Editor's Summary

9 October 2008

Oceanic lithospheric accretion at faults


Oceanic detachment faults are associated with one of two contrasting modes of accretion at mid-ocean ridges and can accommodate extension for millions of years. The main mode of accretion has been thought to be symmetrical, dominated by magmatic processes with subsidiary high-angle faulting and the formation of abyssal hills on both flanks. The other is asymmetrical involving active detachment faults along at least one ridge flank. Escartin et al. present an examination of approximately 2,500 km of the mid-Atlantic ridge that reveals that asymmetrical accretion surprisingly occurs along half of the studied ridge section. Much of the variability in seafloor morphology, seismicity and basalt chemistry found along slow-spreading ridges may thus be attributed to the frequent involvement of detachment faults in oceanic lithospheric accretion.
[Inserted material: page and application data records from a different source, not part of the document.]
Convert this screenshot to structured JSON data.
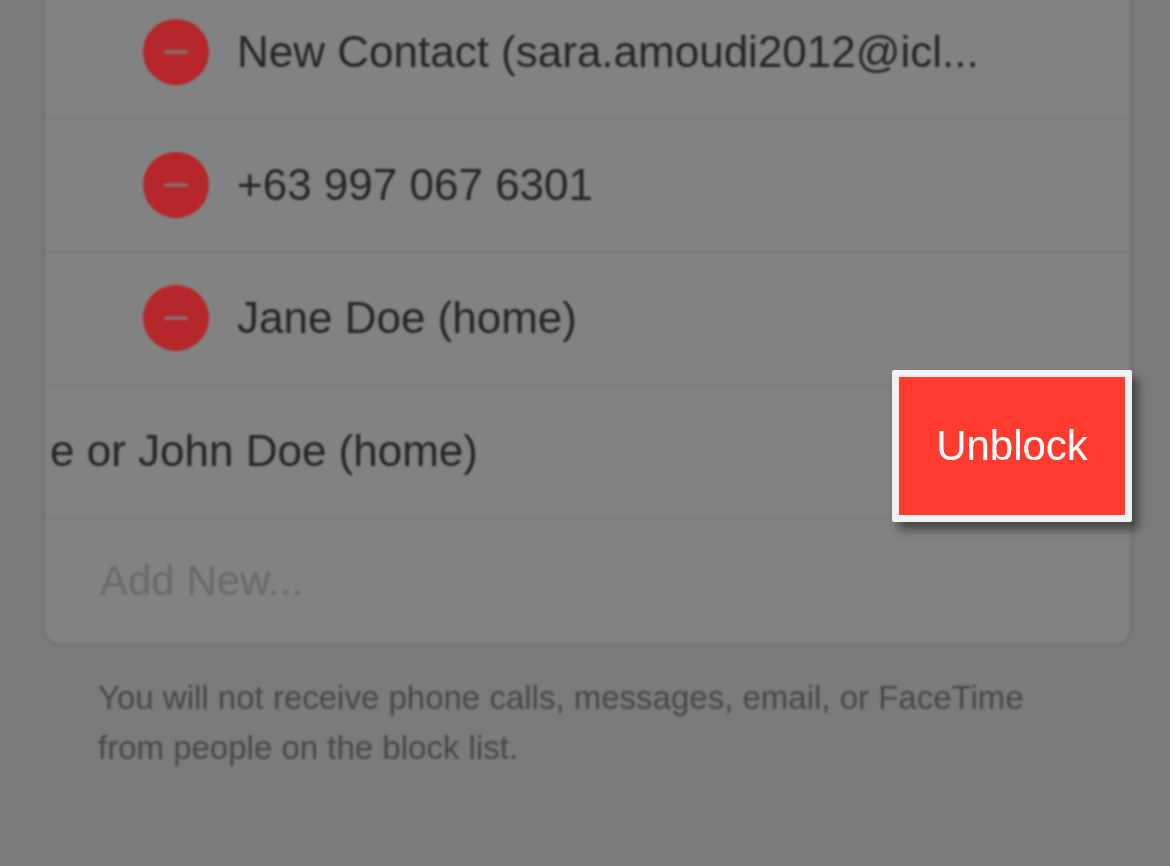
{
  "blocked_list": [
    {
      "label": "New Contact (sara.amoudi2012@icl...",
      "swiped": false
    },
    {
      "label": "+63 997 067 6301",
      "swiped": false
    },
    {
      "label": "Jane Doe (home)",
      "swiped": false
    },
    {
      "label": "e or John Doe (home)",
      "swiped": true,
      "action": "Unblock"
    }
  ],
  "add_new": {
    "placeholder": "Add New..."
  },
  "footer": "You will not receive phone calls, messages, email, or FaceTime from people on the block list."
}
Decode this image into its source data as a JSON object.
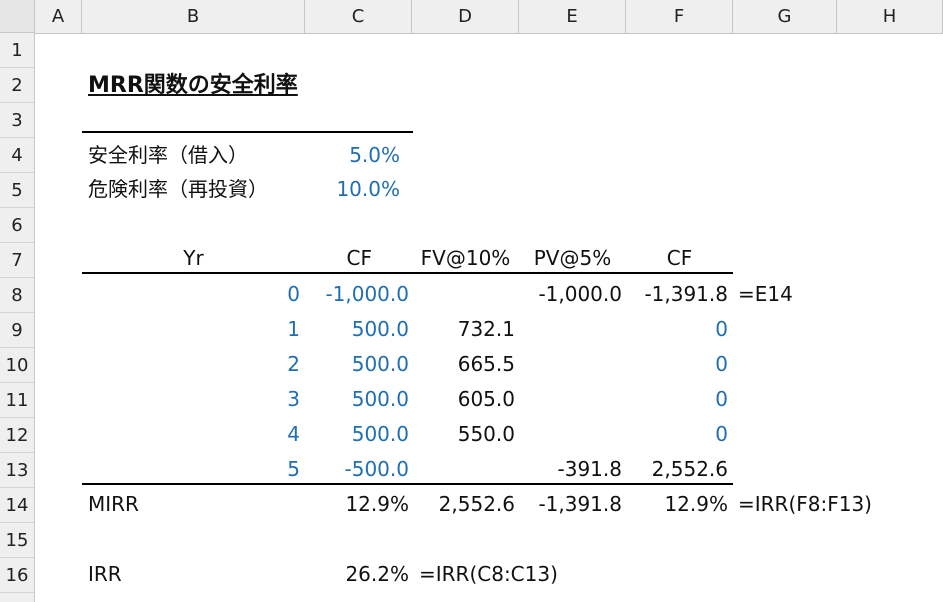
{
  "columns": [
    "A",
    "B",
    "C",
    "D",
    "E",
    "F",
    "G",
    "H"
  ],
  "rows": [
    "1",
    "2",
    "3",
    "4",
    "5",
    "6",
    "7",
    "8",
    "9",
    "10",
    "11",
    "12",
    "13",
    "14",
    "15",
    "16"
  ],
  "title": "MRR関数の安全利率",
  "rates": {
    "safe_label": "安全利率（借入）",
    "safe_value": "5.0%",
    "risk_label": "危険利率（再投資）",
    "risk_value": "10.0%"
  },
  "headers": {
    "yr": "Yr",
    "cf": "CF",
    "fv": "FV@10%",
    "pv": "PV@5%",
    "cf2": "CF"
  },
  "table": [
    {
      "yr": "0",
      "cf": "-1,000.0",
      "fv": "",
      "pv": "-1,000.0",
      "cf2": "-1,391.8",
      "note": "=E14"
    },
    {
      "yr": "1",
      "cf": "500.0",
      "fv": "732.1",
      "pv": "",
      "cf2": "0",
      "note": ""
    },
    {
      "yr": "2",
      "cf": "500.0",
      "fv": "665.5",
      "pv": "",
      "cf2": "0",
      "note": ""
    },
    {
      "yr": "3",
      "cf": "500.0",
      "fv": "605.0",
      "pv": "",
      "cf2": "0",
      "note": ""
    },
    {
      "yr": "4",
      "cf": "500.0",
      "fv": "550.0",
      "pv": "",
      "cf2": "0",
      "note": ""
    },
    {
      "yr": "5",
      "cf": "-500.0",
      "fv": "",
      "pv": "-391.8",
      "cf2": "2,552.6",
      "note": ""
    }
  ],
  "mirr": {
    "label": "MIRR",
    "c": "12.9%",
    "d": "2,552.6",
    "e": "-1,391.8",
    "f": "12.9%",
    "formula": "=IRR(F8:F13)"
  },
  "irr": {
    "label": "IRR",
    "c": "26.2%",
    "formula": "=IRR(C8:C13)"
  }
}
LetterCentral role of detachment faults in accretion of slow-spreading oceanic lithosphere

J. Escartín, D. K. Smith, J. Cann, H. Schouten, C. H. Langmuir & S. Escrig

doi:10.1038/nature07333